Since its introduction in 2015, thousands of health and social care workers have completed the Care Certificate. Designed with the Cavendish Review in mind, it comprises 15 standards to which staff must adhere when carrying out their roles.
Traditionally, fitting training into already busy schedules has been a challenge; on-site training requires everyone to be in the same place at the same time, or for several sessions to be coordinated to ensure that all parties completes the course. This, in turn, can lead to inconsistencies in the quality and delivery of training, as well as increased costs.
However, eLearning offers a multitude of benefits that the health sector has been quick to embrace, with the uptake of online courses growing exponentially. This teaching method is one of the most popular ways for staff to demonstrate the knowledge requirements of Care Certificate standards.
One of the primary reasons eLearning is so beneficial to employers is its flexibility, with staff able to access training 24/7 and progress through modules at their own pace. This low-pressure arrangement also means employees are likely to perform better and absorb more of the information presented to them. However, it has been argued that there is a risk of some individuals trying to do too much too soon if they have round-the-clock access, so it is important to still encourage structured learning.

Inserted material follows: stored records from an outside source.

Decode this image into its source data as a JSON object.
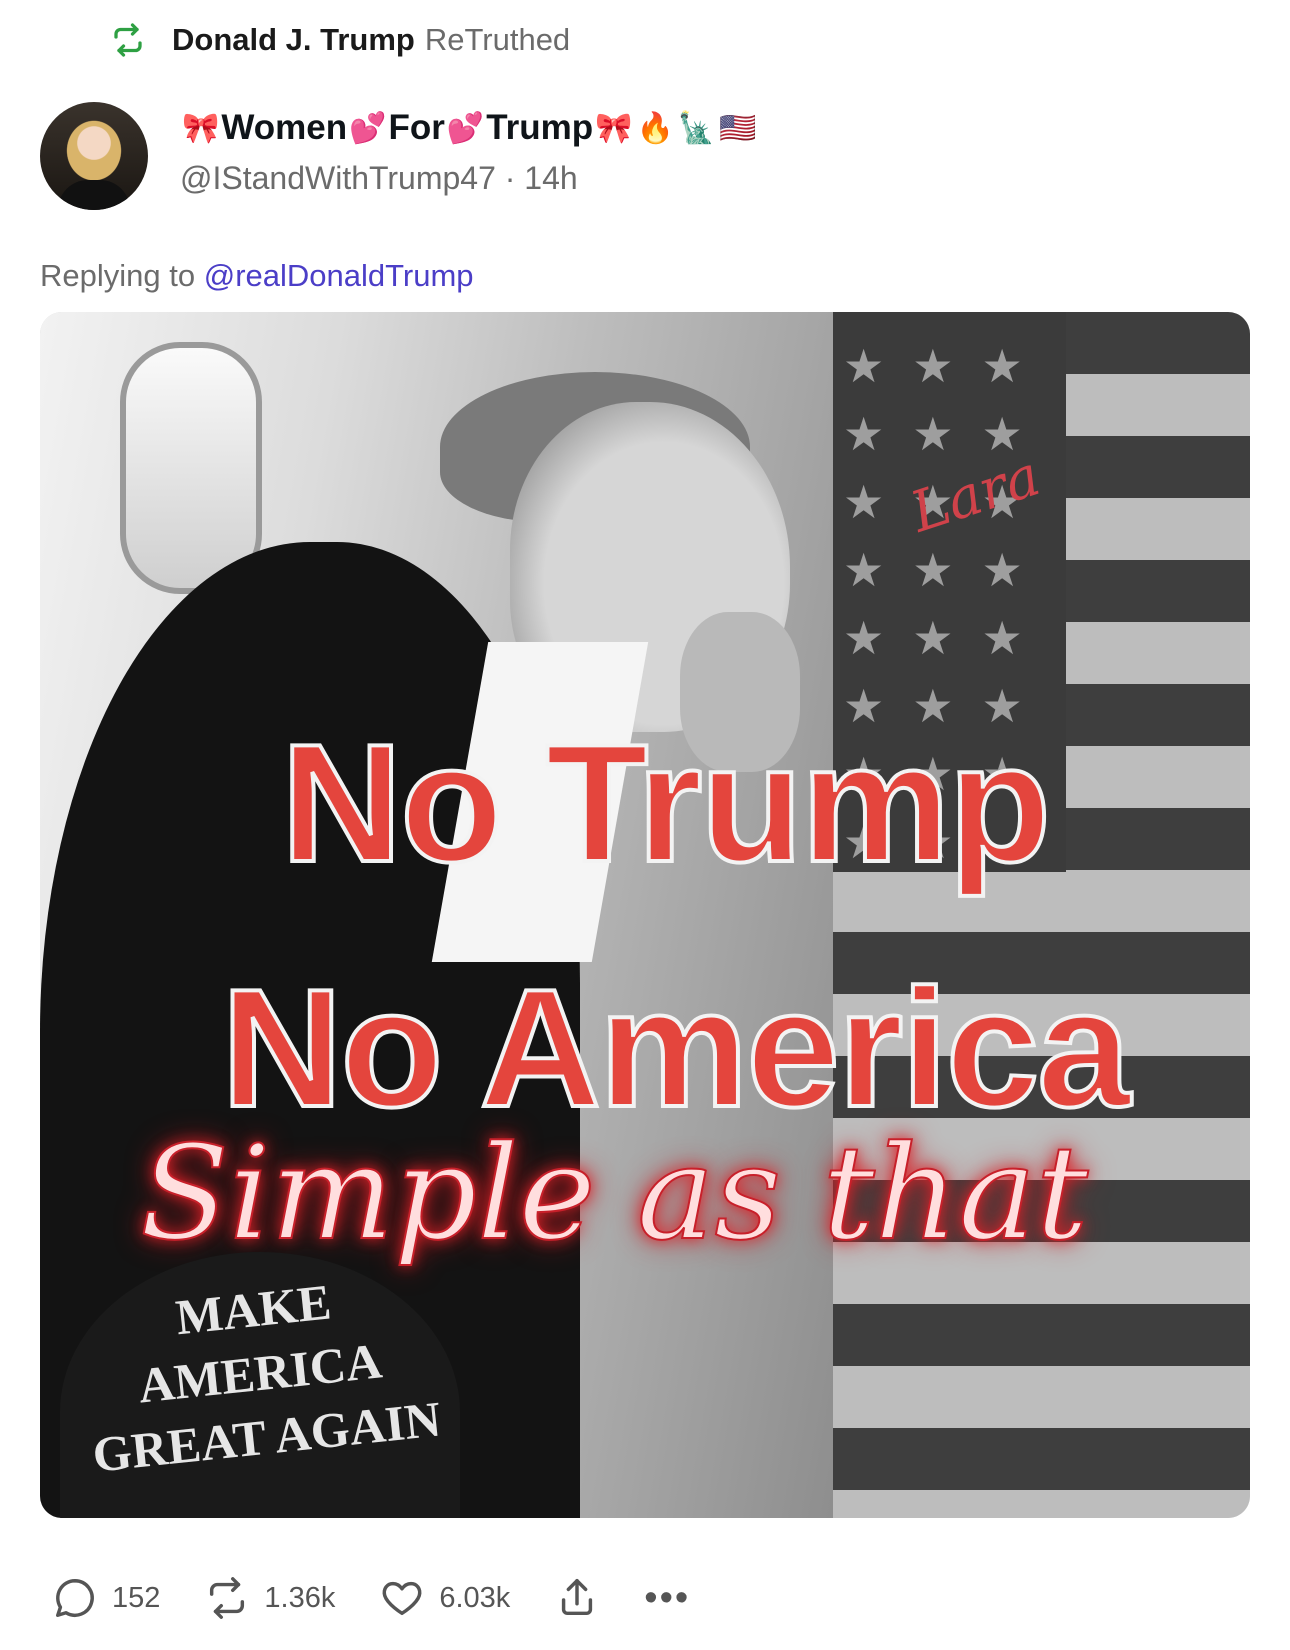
{
  "retruth": {
    "name": "Donald J. Trump",
    "verb": "ReTruthed"
  },
  "author": {
    "display_name_parts": [
      "Women",
      "For",
      "Trump"
    ],
    "handle": "@IStandWithTrump47",
    "time": "14h"
  },
  "reply": {
    "prefix": "Replying to",
    "mention": "@realDonaldTrump"
  },
  "media": {
    "line1": "No Trump",
    "line2": "No America",
    "line3": "Simple as that",
    "signature": "Lara",
    "cap_text": "MAKE AMERICA GREAT AGAIN"
  },
  "actions": {
    "replies": "152",
    "retruths": "1.36k",
    "likes": "6.03k",
    "more": "•••"
  },
  "colors": {
    "accent_green": "#2ea043",
    "mention": "#4b3ec7",
    "headline_red": "#e4453d"
  },
  "icons": [
    "retruth-icon",
    "reply-icon",
    "retruth-action-icon",
    "heart-icon",
    "share-icon",
    "more-icon"
  ]
}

Fortunately, this can be managed thanks to the ease of tracking individual progress. As users work through their course, many eLearning platforms allow management to access real-time reporting, giving an opportunity to offer support to individuals who appear to be struggling, or even to intervene if it is felt that someone is overstretching themselves.
Meanwhile, new staff who may already have completed the training elsewhere can make use of the associated self-assessment tool to identify whether there are any gaps in their knowledge.
Using an eLearning platform ensures that every team member has access to identical training, and most providers should be quick to update modules to ensure that they are in line with any changes in regulation. Before selecting a provider, it’s advisable double-check that their courses are compliant with national standards, otherwise you’re in danger of staff receiving outdated information, potentially putting patient care at risk.
Finding the right course
Finally, there is an assortment of different courses and teaching styles to take advantage of, so it is important to review the resources available, in order to find those that best fit the needs of your staff. An eLearning provider can often help you with this, offering guidance and support throughout the process of switching to an online training programme.
With this, and regular feedback from your team, you can greatly facilitate the learning process, and bring your staff up to the required standards quickly, efficiently, and at a reduced cost compared to face-to-face training.
Follow It Up
Once your staff have completed their online training, they’ll have the knowledge to fully prepare them to carry out their roles. However, it is vital to ensure that they are able to successfully apply what they have learned. As such, you should round off any training with follow-up assessments, allowing staff to demonstrate their ability to put what they have learnt into practice.
About the Author
David Evans is Product Manager at The Skills Platform, the definitive hub for training and skills development in the health and social care sector.